The media has been concentrating on the more lurid and confrontational aspects of the debate over health care reform; for example, the protestors at town halls, including the recent case of a man who had his finger bitten off during a fight (which was itself ironic, since he was against health care reform, but having his finger reattached was paid for by Medicare).

But the reality is that most of the town halls have happened without incident, and even at the ones where there are disruptions, the people being disruptive are a small minority. It turns out that in the area of health care reform, most Americans agree on more things than they disagree on.

Don’t believe me? Watch this video of new Senator Al Franken at the State Fair in Minnesota, confronted by some people who say they are against health care reform. Franken manages to have a civil, intelligent, and substantive discussion about health care in the US, and how we can reform it.

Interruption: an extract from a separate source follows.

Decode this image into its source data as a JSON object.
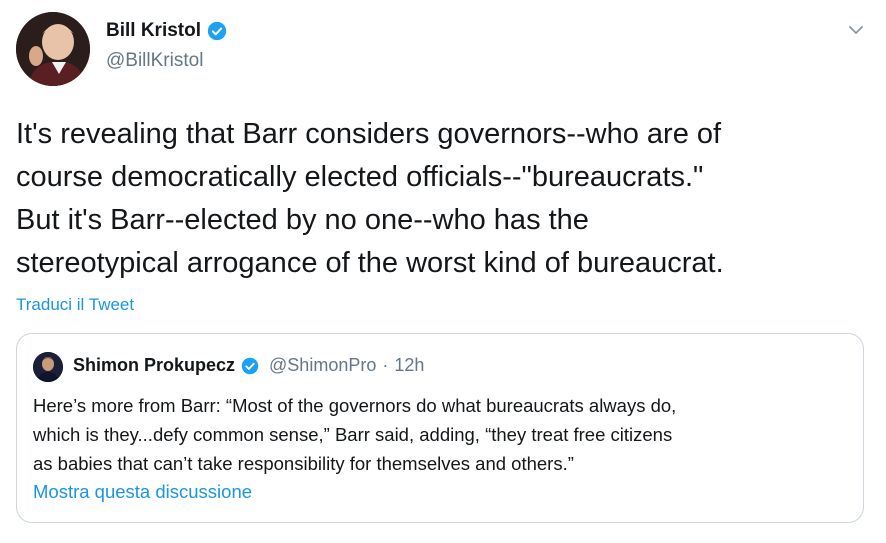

Naturally, this won’t get any attention from the mainstream media.



  1. starluna wrote:

    I understand at the Lynch meeting last night, it was the same. I do wonder whether the woman in the Tea Party t-shirt was at all convinced by or at least understanding what Franken was trying to say.

    Friday, September 4, 2009 at 7:22 am | Permalink
  2. Daniel Habtemariam wrote:

    I went to John Kerry’s town hall meeting on Wednesday, and it was the same way. Kerry went through a laundry list of things that everyone agreed on, and the libertarian sitting next to me was quite civil in his objections. There were (borrowing Barney Frank’s term) a few dining-room-table dissenters, but they really were a small minority. I actually couldn’t believe how many more single-payer proponents there were (and how much louder they were).

    I’m beginning to think TV viewership is down, especially among younger adults, and so the vitriolic scenes you see on TV news is there because:
    (1) they’re clamoring for ratings,
    (2) it’s easier to cover conflicts in public opinion than it is to cover complex policy issues, and
    (3) it’s safer and less controversial to cover the horse race than the policy; news media organizations are constantly assaulted on the right (and on the left) for this or that ideological bias, and so they strive to be balanced rather than neutral by parroting uncritically what they hear from both sides.

    Friday, September 4, 2009 at 8:58 am | Permalink
  3. Sammy wrote:

    It is rather ironic that “people” get up in arms over politicians who, as they say, “vote whichever way the polls dictate” and then complain to politicians when they don’t vote “the will of the people”.

    Friday, September 4, 2009 at 10:29 am | Permalink
  4. starluna wrote:

    I didn’t know Kerry was having a town hall. Capuano (my rep) has always preferred the telephone town hall. Given the composition of this district, I can’t blame him. It seems to me that in Boston, we don’t really have much of the Tea Party loonies. We have plenty of the LaRouche loonies and the ones that believe that their view of things is “the will of the people”.

    Friday, September 4, 2009 at 10:45 am | Permalink